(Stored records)
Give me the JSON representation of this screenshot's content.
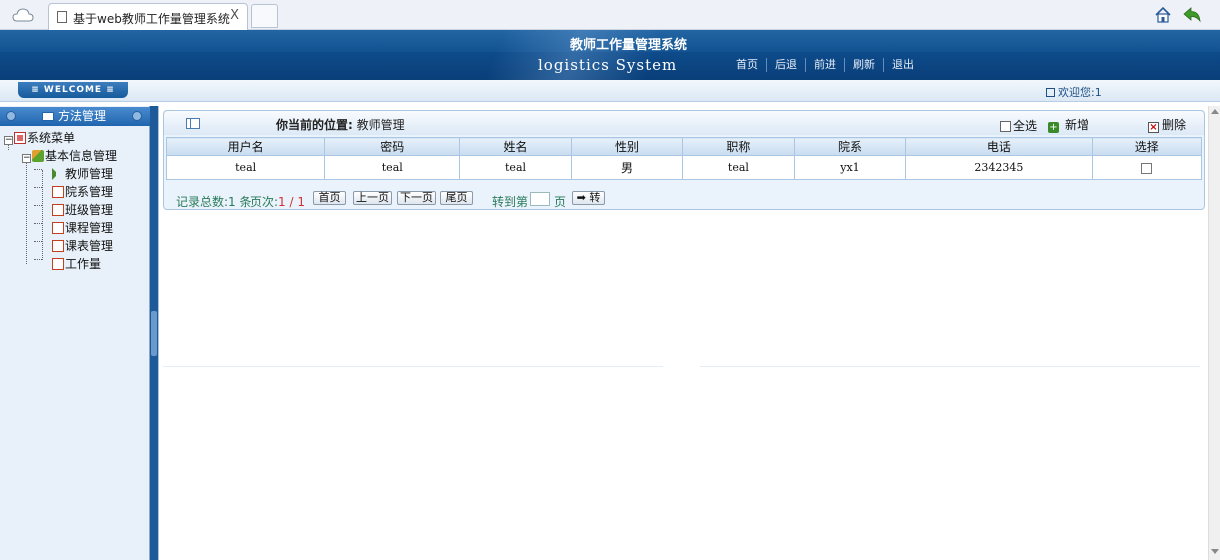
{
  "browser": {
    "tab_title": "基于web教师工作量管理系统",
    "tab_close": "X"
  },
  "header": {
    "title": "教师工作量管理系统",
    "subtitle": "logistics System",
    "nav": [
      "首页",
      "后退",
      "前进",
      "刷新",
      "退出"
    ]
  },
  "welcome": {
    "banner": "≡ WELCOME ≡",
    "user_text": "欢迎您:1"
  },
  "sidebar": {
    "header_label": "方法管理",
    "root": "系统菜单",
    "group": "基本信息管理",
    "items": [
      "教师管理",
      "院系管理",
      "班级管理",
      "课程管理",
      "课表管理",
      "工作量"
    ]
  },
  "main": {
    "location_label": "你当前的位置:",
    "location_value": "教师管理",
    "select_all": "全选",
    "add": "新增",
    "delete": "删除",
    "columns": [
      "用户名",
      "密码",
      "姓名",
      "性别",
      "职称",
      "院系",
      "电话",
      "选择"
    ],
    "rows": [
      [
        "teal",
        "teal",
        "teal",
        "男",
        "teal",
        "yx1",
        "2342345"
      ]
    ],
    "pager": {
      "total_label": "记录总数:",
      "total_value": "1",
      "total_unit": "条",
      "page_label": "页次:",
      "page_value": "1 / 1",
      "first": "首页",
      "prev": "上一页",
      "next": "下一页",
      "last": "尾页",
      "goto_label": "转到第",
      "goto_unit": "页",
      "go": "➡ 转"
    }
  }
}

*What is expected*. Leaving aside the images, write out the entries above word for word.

*Your response*.
Give me the JSON representation of this screenshot's content.
{
  "browser": {
    "tab_title": "基于web教师工作量管理系统",
    "tab_close": "X"
  },
  "header": {
    "title": "教师工作量管理系统",
    "subtitle": "logistics System",
    "nav": [
      "首页",
      "后退",
      "前进",
      "刷新",
      "退出"
    ]
  },
  "welcome": {
    "banner": "≡ WELCOME ≡",
    "user_text": "欢迎您:1"
  },
  "sidebar": {
    "header_label": "方法管理",
    "root": "系统菜单",
    "group": "基本信息管理",
    "items": [
      "教师管理",
      "院系管理",
      "班级管理",
      "课程管理",
      "课表管理",
      "工作量"
    ]
  },
  "main": {
    "location_label": "你当前的位置:",
    "location_value": "教师管理",
    "select_all": "全选",
    "add": "新增",
    "delete": "删除",
    "columns": [
      "用户名",
      "密码",
      "姓名",
      "性别",
      "职称",
      "院系",
      "电话",
      "选择"
    ],
    "rows": [
      [
        "teal",
        "teal",
        "teal",
        "男",
        "teal",
        "yx1",
        "2342345"
      ]
    ],
    "pager": {
      "total_label": "记录总数:",
      "total_value": "1",
      "total_unit": "条",
      "page_label": "页次:",
      "page_value": "1 / 1",
      "first": "首页",
      "prev": "上一页",
      "next": "下一页",
      "last": "尾页",
      "goto_label": "转到第",
      "goto_unit": "页",
      "go": "➡ 转"
    }
  }
}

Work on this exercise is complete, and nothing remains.